TASK —
Across all the records below, count the lines that hold "true". State only that figure.

PROVIDED MATERIAL —
-*-
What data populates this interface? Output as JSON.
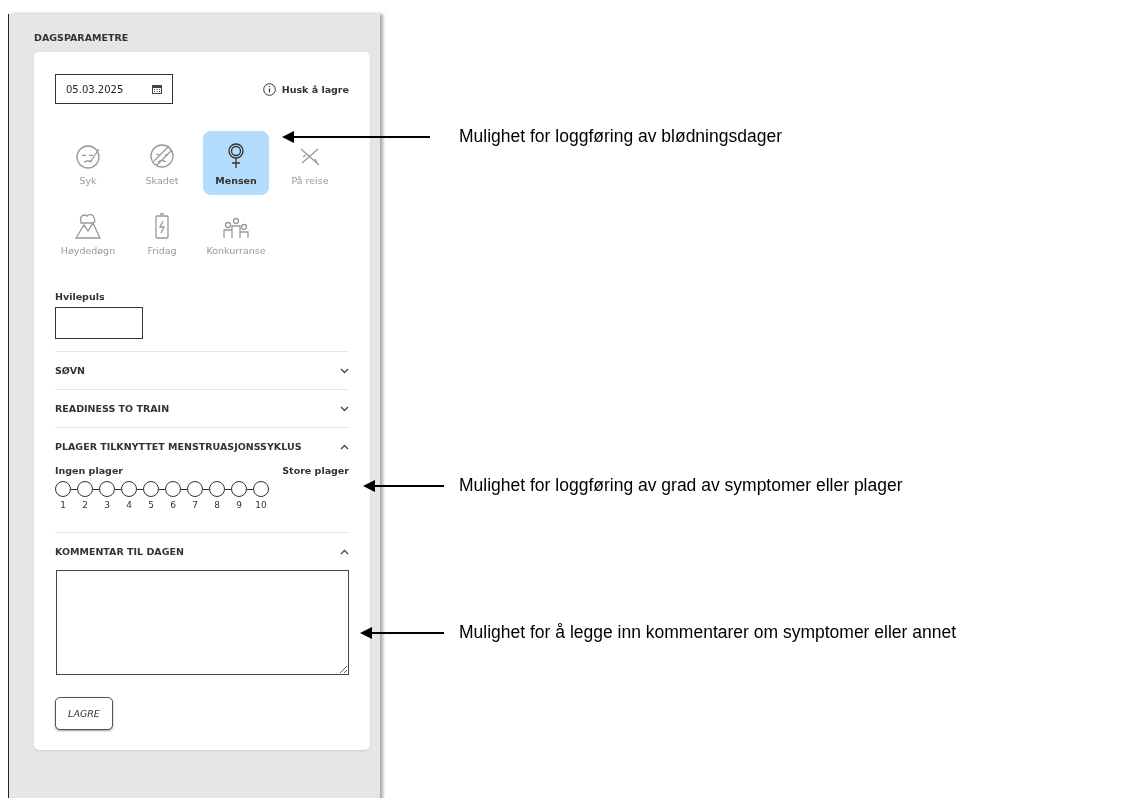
{
  "panel": {
    "title": "DAGSPARAMETRE"
  },
  "date_field": {
    "value": "05.03.2025"
  },
  "reminder": "Husk å lagre",
  "day_types": [
    {
      "kind": "sick",
      "label": "Syk",
      "selected": false
    },
    {
      "kind": "injured",
      "label": "Skadet",
      "selected": false
    },
    {
      "kind": "period",
      "label": "Mensen",
      "selected": true
    },
    {
      "kind": "travel",
      "label": "På reise",
      "selected": false
    },
    {
      "kind": "altitude",
      "label": "Høydedøgn",
      "selected": false
    },
    {
      "kind": "dayoff",
      "label": "Fridag",
      "selected": false
    },
    {
      "kind": "competition",
      "label": "Konkurranse",
      "selected": false
    }
  ],
  "resting_pulse": {
    "label": "Hvilepuls"
  },
  "sections": [
    {
      "title": "SØVN",
      "expanded": false
    },
    {
      "title": "READINESS TO TRAIN",
      "expanded": false
    },
    {
      "title": "PLAGER TILKNYTTET MENSTRUASJONSSYKLUS",
      "expanded": true,
      "kind": "scale",
      "low_label": "Ingen plager",
      "high_label": "Store plager",
      "steps": [
        {
          "label": "1",
          "selected": false
        },
        {
          "label": "2",
          "selected": false
        },
        {
          "label": "3",
          "selected": false
        },
        {
          "label": "4",
          "selected": false
        },
        {
          "label": "5",
          "selected": false
        },
        {
          "label": "6",
          "selected": false
        },
        {
          "label": "7",
          "selected": false
        },
        {
          "label": "8",
          "selected": false
        },
        {
          "label": "9",
          "selected": false
        },
        {
          "label": "10",
          "selected": false
        }
      ]
    },
    {
      "title": "KOMMENTAR TIL DAGEN",
      "expanded": true,
      "kind": "comment"
    }
  ],
  "save_button": "LAGRE",
  "annotations": [
    {
      "text": "Mulighet for loggføring av blødningsdager"
    },
    {
      "text": "Mulighet for loggføring av grad av symptomer eller plager"
    },
    {
      "text": "Mulighet for å legge inn kommentarer om symptomer eller annet"
    }
  ]
}
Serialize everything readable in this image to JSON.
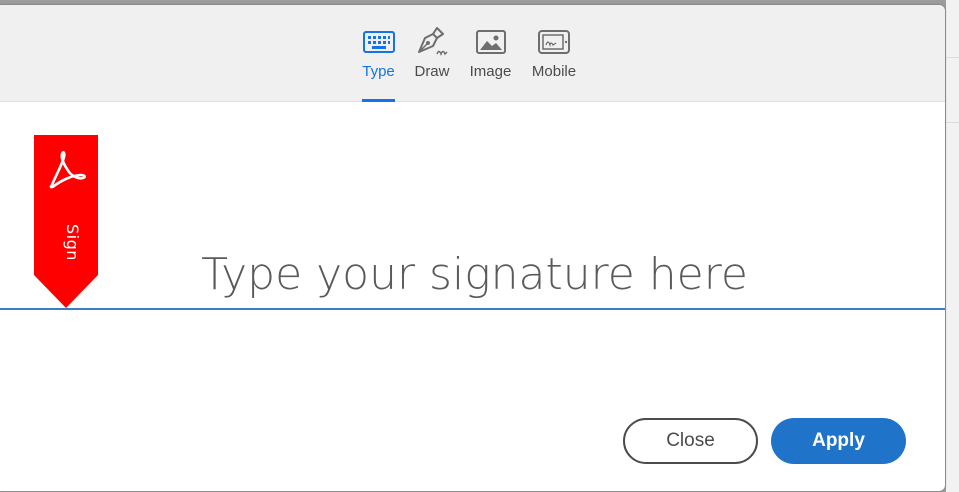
{
  "tabs": {
    "type": {
      "label": "Type",
      "icon": "keyboard-icon",
      "active": true
    },
    "draw": {
      "label": "Draw",
      "icon": "pen-icon"
    },
    "image": {
      "label": "Image",
      "icon": "image-icon"
    },
    "mobile": {
      "label": "Mobile",
      "icon": "mobile-icon"
    }
  },
  "badge": {
    "text": "Sign",
    "icon": "adobe-acrobat-icon",
    "color": "#ff0000"
  },
  "signature": {
    "placeholder": "Type your signature here",
    "value": ""
  },
  "buttons": {
    "close": "Close",
    "apply": "Apply"
  },
  "colors": {
    "accent": "#1473e6",
    "apply_bg": "#1f73c9",
    "baseline": "#3a7fc5"
  }
}
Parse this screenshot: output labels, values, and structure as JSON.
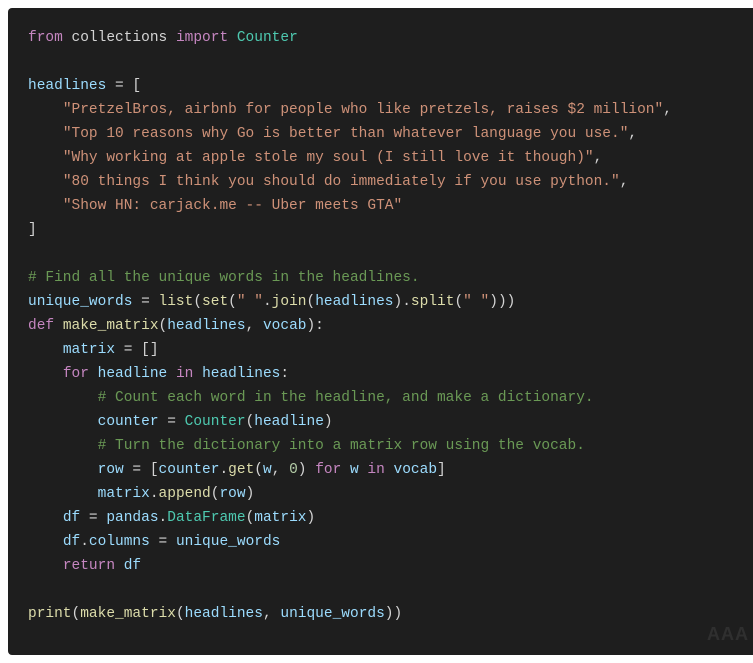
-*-
EXERCISE OUTPUT —
4